SET Launches ARMAS Dual Monitor Payload With World View
PAGE, ARIZONA. On Wednesday August 16th at 6:30 AM local time Space Environment Technologies (SET) successfully launched its Automated Radiation Measurements for Aerospace Safety (ARMAS) Dual Monitor payload. A Stratollite balloon vehicle made by World View Enterprises (WVE) carried the ARMAS Flight Module 5 (FM5) total ionizing dose detector and a gamma-ray spectrometer.
This mission, called GRYPHON29, had two objectives: 1) to demonstrate new COTS-based technology for 24/7 real-time radiation monitoring in Earth’s atmosphere and 2) to enable broader understanding of the sources for Earth’s atmospheric radiation environment by measuring both total ionizing dose and gamma-rays.
A picturesque sunrise in good weather illuminated a near perfect launch that was executed by World View Enterprises.
The 300 ft. high balloon and vehicle assembly rose to 21 km altitude (~70,000 ft.) in about 2 hours. However, GRYPHON29 encountered westerly winds at its float altitude that presented an unforeseen flight safety issue. Therefore, the flight was terminated by WVE about 11 hours after launch although the planned mission was for 30 days.
A lesson-learned in the short-lived flight was that the Teledyne dosimeter chip in the ARMAS FM5 instrument provided anomalous data that was likely due to the extreme thermal conditions in the desert. In the summer heat the ARMAS detector appeared to exceed its maximum operating temperature of 40º C (104º F). An attempt was made to mitigate this issue by shutting down the instrument for 3 hours and allow the ambient temperatures at float altitude to cool the instrument; a second mitigation effort was planned for an overnight power off to cool the system. However, the flight was terminated before the effectiveness of these measures could be determined.
On Friday August 18th, the payload and vehicle were recovered fully intact in the Nevada desert by WVE. Dr. W. Kent Tobiska, the Principal Investigator of ARMAS Dual Monitor and the President of SET, commented, “We are disappointed in the flight results of this otherwise beautiful launch. SET will test and modify the ARMAS Dual Monitor payload to mitigate any excursions outside of operating temperature limits. Our objectives remain to be fulfilled and we seek to refly this payload in the summer of 2024.”
SET received funding for this mission from the NASA Small Business Innovation Research (SBIR) and the NASA Flight Opportunities (FO) programs.

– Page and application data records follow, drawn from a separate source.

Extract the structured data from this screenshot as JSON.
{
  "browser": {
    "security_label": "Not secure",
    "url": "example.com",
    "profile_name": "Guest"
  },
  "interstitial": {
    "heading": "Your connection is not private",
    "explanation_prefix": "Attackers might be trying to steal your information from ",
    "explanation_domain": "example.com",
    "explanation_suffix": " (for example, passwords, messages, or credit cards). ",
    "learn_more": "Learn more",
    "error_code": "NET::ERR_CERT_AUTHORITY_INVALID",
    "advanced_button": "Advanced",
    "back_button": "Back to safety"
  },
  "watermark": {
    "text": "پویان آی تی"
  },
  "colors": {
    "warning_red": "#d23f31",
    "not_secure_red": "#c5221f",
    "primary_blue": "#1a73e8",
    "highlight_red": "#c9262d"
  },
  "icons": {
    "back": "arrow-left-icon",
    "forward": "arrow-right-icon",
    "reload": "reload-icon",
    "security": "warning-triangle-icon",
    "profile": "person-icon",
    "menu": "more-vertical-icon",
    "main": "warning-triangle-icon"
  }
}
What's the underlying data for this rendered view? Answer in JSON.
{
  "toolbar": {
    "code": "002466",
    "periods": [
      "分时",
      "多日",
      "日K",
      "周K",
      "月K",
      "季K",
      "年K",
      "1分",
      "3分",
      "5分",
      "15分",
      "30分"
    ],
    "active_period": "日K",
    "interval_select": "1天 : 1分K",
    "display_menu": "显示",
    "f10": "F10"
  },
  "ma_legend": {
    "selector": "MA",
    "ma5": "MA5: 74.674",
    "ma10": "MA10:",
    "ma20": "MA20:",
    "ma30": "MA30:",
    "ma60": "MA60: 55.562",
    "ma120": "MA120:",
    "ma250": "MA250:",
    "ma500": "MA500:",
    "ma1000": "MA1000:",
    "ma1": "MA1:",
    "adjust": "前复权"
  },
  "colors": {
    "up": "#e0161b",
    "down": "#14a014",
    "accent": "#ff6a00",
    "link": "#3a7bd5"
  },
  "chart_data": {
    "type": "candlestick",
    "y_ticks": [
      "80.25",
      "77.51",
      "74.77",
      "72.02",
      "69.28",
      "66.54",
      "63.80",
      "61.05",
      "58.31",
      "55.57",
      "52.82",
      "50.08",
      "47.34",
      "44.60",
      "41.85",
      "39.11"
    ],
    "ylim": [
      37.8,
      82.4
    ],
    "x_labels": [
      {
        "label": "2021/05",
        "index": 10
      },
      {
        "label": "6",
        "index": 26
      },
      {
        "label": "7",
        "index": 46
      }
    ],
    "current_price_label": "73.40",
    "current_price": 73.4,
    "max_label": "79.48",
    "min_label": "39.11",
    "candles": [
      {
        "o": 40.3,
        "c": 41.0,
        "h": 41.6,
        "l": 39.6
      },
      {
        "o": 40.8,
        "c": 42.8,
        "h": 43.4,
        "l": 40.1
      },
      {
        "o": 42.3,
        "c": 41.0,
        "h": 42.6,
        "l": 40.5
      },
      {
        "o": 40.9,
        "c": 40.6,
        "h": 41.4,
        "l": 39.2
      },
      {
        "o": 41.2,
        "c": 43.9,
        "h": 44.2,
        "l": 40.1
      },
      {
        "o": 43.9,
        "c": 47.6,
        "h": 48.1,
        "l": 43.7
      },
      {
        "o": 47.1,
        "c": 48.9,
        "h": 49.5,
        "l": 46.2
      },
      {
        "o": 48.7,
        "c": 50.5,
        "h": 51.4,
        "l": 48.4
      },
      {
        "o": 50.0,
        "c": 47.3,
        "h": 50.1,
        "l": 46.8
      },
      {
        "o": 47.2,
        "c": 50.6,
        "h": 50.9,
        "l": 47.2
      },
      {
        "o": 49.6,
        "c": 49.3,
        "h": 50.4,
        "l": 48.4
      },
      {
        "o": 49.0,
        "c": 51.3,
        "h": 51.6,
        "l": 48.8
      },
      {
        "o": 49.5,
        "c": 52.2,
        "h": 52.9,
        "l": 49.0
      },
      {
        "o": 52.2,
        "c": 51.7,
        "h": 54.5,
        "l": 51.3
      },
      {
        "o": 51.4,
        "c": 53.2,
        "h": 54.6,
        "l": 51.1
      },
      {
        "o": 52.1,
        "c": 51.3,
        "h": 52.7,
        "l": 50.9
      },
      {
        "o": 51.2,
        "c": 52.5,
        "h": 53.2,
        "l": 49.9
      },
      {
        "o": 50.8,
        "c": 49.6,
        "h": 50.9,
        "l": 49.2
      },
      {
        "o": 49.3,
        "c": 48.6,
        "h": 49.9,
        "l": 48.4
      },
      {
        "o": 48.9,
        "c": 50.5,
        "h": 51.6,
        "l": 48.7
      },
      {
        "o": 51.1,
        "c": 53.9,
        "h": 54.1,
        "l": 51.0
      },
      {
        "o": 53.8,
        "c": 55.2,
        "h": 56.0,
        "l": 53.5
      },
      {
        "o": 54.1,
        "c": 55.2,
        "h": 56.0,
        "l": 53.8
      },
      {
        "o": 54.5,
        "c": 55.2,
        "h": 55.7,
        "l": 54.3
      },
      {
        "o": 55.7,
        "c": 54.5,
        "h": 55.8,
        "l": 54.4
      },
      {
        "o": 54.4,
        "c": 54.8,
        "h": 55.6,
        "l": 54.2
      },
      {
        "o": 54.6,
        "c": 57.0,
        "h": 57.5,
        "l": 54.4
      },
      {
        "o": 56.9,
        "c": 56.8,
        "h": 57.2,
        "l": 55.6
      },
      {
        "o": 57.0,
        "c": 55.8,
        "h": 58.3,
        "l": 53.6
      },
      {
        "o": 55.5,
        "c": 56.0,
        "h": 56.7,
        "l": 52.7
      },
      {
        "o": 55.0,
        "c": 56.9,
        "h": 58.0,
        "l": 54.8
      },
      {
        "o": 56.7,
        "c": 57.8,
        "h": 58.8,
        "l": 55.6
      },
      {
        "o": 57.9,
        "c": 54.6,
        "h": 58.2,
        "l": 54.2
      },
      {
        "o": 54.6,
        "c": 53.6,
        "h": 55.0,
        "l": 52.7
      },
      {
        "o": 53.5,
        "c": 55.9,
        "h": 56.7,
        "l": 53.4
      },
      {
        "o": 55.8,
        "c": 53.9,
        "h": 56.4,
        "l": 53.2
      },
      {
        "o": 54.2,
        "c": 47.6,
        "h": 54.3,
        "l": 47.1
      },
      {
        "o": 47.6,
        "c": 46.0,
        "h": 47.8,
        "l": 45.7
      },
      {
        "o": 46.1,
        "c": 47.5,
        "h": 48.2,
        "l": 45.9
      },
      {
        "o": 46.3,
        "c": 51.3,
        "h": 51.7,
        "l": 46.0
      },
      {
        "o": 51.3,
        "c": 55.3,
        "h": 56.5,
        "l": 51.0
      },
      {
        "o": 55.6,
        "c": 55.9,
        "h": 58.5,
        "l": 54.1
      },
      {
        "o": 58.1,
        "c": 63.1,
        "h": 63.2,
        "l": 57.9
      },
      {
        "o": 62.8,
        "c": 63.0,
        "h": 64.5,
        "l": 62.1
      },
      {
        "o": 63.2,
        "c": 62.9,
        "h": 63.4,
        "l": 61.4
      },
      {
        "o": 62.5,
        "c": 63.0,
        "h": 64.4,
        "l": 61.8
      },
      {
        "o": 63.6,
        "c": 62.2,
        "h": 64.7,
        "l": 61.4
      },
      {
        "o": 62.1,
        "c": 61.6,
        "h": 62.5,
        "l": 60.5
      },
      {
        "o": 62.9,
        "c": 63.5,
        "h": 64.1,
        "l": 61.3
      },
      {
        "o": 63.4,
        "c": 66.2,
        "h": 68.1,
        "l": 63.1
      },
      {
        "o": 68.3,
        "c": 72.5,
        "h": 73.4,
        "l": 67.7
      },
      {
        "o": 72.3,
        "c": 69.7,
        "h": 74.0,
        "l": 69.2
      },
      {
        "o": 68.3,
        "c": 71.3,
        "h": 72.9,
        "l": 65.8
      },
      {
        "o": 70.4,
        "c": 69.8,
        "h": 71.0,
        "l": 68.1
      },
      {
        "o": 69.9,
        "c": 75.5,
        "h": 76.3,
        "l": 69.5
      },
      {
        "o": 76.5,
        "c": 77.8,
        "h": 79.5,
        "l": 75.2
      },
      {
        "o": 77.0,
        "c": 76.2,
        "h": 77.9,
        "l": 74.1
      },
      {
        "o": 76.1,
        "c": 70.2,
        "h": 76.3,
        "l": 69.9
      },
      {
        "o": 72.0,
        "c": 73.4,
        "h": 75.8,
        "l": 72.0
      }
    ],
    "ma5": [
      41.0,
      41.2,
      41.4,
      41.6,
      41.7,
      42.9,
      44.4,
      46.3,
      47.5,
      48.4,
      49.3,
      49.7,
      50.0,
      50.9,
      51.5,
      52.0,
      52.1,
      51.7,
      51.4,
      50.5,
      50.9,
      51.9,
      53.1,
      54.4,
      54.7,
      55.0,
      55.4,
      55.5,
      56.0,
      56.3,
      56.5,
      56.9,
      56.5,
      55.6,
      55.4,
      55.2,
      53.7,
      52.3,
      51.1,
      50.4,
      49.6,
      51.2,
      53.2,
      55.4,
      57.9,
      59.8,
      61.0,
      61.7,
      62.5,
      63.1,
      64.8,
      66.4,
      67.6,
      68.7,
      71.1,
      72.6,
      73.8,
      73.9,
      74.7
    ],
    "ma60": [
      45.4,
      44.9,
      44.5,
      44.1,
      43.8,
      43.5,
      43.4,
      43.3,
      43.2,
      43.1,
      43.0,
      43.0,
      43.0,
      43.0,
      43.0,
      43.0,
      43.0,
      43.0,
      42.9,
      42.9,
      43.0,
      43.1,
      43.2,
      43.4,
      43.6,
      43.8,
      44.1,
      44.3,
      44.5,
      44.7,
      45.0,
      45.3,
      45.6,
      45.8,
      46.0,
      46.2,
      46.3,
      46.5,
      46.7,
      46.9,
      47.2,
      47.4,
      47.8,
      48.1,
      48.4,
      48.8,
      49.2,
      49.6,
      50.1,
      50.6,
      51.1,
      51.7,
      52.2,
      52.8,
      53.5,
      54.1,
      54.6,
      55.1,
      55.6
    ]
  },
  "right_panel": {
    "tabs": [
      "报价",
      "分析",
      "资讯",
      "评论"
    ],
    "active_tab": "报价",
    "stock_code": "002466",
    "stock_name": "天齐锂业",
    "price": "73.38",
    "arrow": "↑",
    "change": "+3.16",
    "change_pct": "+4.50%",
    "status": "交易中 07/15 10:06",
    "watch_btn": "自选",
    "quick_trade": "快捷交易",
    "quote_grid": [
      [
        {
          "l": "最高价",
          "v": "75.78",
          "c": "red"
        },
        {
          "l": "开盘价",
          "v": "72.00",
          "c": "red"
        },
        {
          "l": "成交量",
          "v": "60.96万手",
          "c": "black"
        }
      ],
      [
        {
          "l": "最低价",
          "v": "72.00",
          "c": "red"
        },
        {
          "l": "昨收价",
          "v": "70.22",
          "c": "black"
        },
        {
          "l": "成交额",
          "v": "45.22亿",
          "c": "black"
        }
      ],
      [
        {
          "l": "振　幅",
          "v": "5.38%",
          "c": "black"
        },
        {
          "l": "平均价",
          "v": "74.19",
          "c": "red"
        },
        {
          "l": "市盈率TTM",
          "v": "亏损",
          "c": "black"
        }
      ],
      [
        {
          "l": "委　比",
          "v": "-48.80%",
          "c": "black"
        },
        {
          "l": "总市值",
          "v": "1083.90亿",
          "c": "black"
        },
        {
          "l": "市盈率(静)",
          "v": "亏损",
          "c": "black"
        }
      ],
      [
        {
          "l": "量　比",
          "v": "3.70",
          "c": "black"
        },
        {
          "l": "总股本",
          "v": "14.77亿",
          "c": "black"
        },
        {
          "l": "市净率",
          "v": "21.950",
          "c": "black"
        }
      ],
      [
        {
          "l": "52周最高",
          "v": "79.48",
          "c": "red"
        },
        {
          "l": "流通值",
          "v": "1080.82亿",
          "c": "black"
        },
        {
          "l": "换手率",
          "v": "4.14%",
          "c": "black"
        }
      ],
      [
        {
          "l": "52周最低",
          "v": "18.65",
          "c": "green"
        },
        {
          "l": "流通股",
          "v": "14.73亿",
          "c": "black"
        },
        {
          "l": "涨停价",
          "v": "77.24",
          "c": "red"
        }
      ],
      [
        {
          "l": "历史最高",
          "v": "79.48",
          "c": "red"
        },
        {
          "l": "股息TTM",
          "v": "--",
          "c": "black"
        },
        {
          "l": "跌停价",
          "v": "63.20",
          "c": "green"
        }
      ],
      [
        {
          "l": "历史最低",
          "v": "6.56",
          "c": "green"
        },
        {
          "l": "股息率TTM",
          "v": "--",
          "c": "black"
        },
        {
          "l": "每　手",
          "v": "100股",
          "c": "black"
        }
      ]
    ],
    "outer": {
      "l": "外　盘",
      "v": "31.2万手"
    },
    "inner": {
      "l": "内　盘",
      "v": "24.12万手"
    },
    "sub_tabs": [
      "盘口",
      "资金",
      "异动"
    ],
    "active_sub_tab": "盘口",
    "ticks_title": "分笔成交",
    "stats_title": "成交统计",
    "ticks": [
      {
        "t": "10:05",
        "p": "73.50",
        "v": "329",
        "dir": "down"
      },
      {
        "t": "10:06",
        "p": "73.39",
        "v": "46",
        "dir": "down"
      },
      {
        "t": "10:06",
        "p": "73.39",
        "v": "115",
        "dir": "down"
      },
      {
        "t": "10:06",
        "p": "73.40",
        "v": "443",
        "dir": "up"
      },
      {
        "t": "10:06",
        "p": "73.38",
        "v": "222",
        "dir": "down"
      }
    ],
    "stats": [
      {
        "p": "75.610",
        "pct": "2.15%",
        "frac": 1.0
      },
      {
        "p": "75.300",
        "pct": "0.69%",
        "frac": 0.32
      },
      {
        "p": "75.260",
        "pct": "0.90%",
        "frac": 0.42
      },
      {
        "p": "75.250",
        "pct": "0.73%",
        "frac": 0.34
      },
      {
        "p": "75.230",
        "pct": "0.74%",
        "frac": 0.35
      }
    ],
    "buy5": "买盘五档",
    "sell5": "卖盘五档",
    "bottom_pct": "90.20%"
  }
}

SET has a long-term collaboration with World View Enterprises for activities to understand and monitor Earth’s atmospheric radiation environment.